Sainsbury’s has added to fears over lacklustre consumer spending in the run up to Christmas, as it warned over an uncertain outlook amid “unprecedented times”.
The supermarket giant set the scene for a more difficult festive trading period as signs point to consumer retrenchment in the face of Brexit worries.
Retail chain Halfords also cautioned on Thursday that shoppers are holding back on spending on discretionary items.
Announcing half-year results, Sainsbury’s said: “The consumer outlook is uncertain as we head into our key trading period.”
The chain added its markets also continued to be “highly competitive and very promotional”.
The comments came as Sainsbury’s reported a 40% slump in bottom-line profits to £132 million for the six months to September 22 after a raft of costs, including store restructuring and expenses related to its planned £12 billion merger with Big Four rival Asda.
But on an underlying basis, pre-tax profits rose 20% to £302 million.
Sainsbury’s boss Mike Coupe said the group was facing “unprecedented times” as the country is left waiting for news of a Brexit deal with less than six months to go until the March 29 withdrawal date.
The latest report from the British Retail Consortium (BRC) earlier this week also revealed like-for-like retail sales edged just 0.1% higher in October, with the “all-important golden quarter” getting off to a fairly flat start.
The BRC said consumer caution was among factors seen dampening demand.
Mr Coupe said: “We have to strike a note of caution, because we are in unprecedented times in my experience.”
But he said the group was not bracing itself for a wash-out festive season.
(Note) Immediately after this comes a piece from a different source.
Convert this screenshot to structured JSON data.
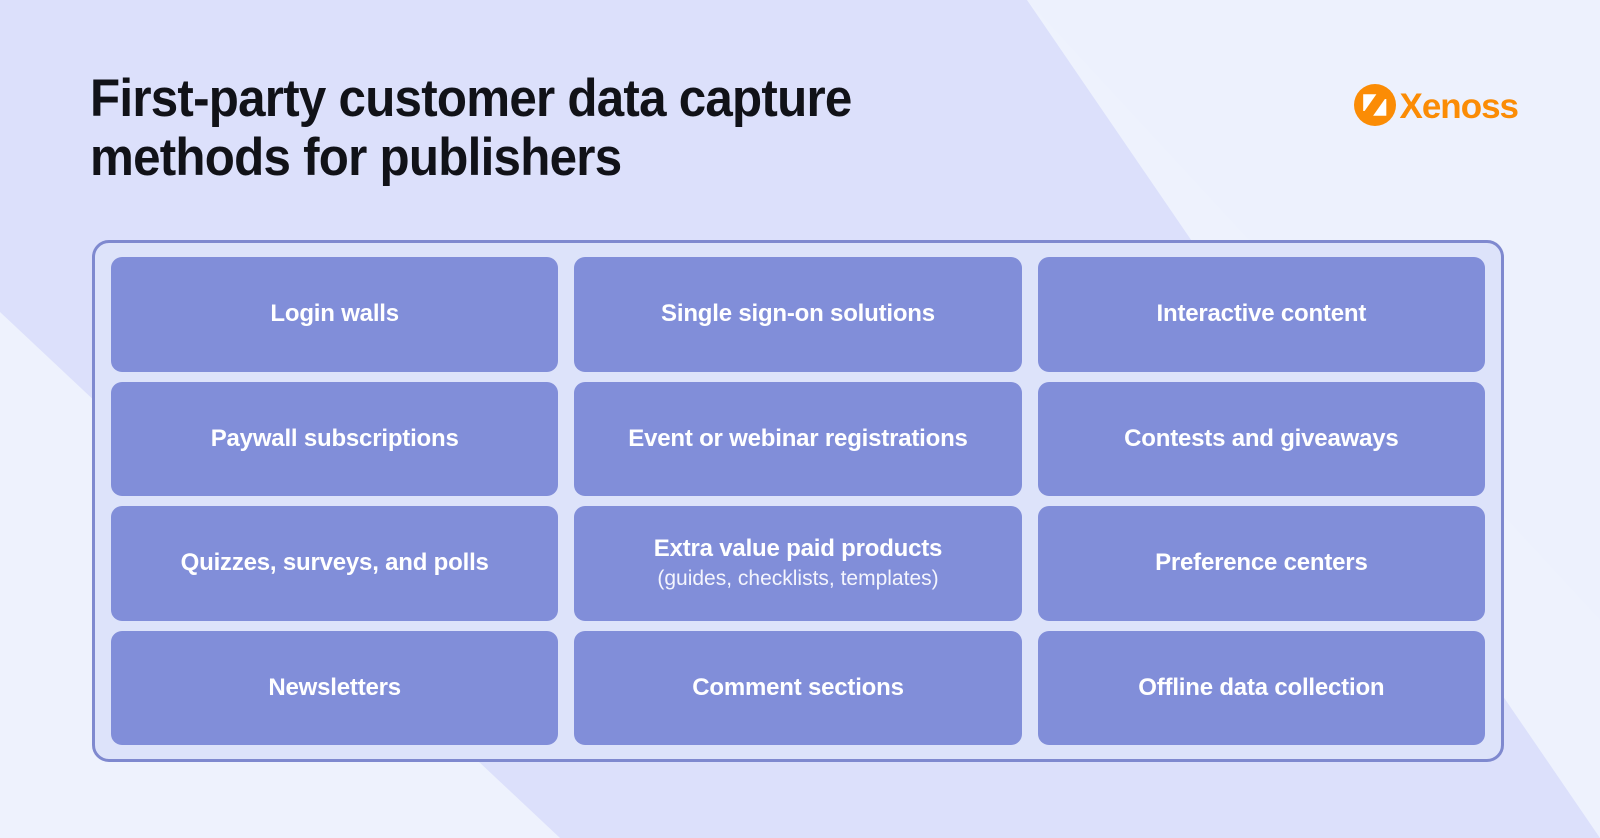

“Consumers will trade up and they tend to come to Sainsbury’s more,” he said
Despite the caution, Sainsbury’s said it remained on track for full-year expectations, with analysts pencilling in underlying pre-tax profits of £634 million, up from £589 million in 2017-18.
Mr Coupe admitted the group had seen “bumpy” stock availability in its stores over the early summer period after controversial recent pay and contract changes for its 135,000 store staff and managers.
He said: “Particularly during the warm weather, availability was a challenge because people were buying certain items.”
He insisted availability had returned to normal levels and added that the chain was “very confident of our standards”.
He said the group continued to “engage constructively” with the competition watchdog amid an in-depth probe of its planned tie-up with Asda.
The Competition and Markets Authority (CMA) said in September that nearly 500 of the duo’s supermarkets overlap, following initial investigations into the merge.
It is considering whether the deal could lead to less choice, higher prices or worse quality services.
Mr Coupe said: “We remain confident in the case we are making to the CMA.
“It will result in lower prices for consumers.”
Sainsbury’s saw the summer heatwave boost sales over its second quarter, with like-for-like growth including Argos, but excluding fuel, accelerating to 1%, up from 0.2% in the previous three months.
This meant comparable store sales rose 0.6% overall in the half-year.
Laith Khalaf, senior analyst at Hargreaves Lansdown, said: “Argos is proving to be an ace up the sleeve for Sainsbury’s in a tough retail environment.”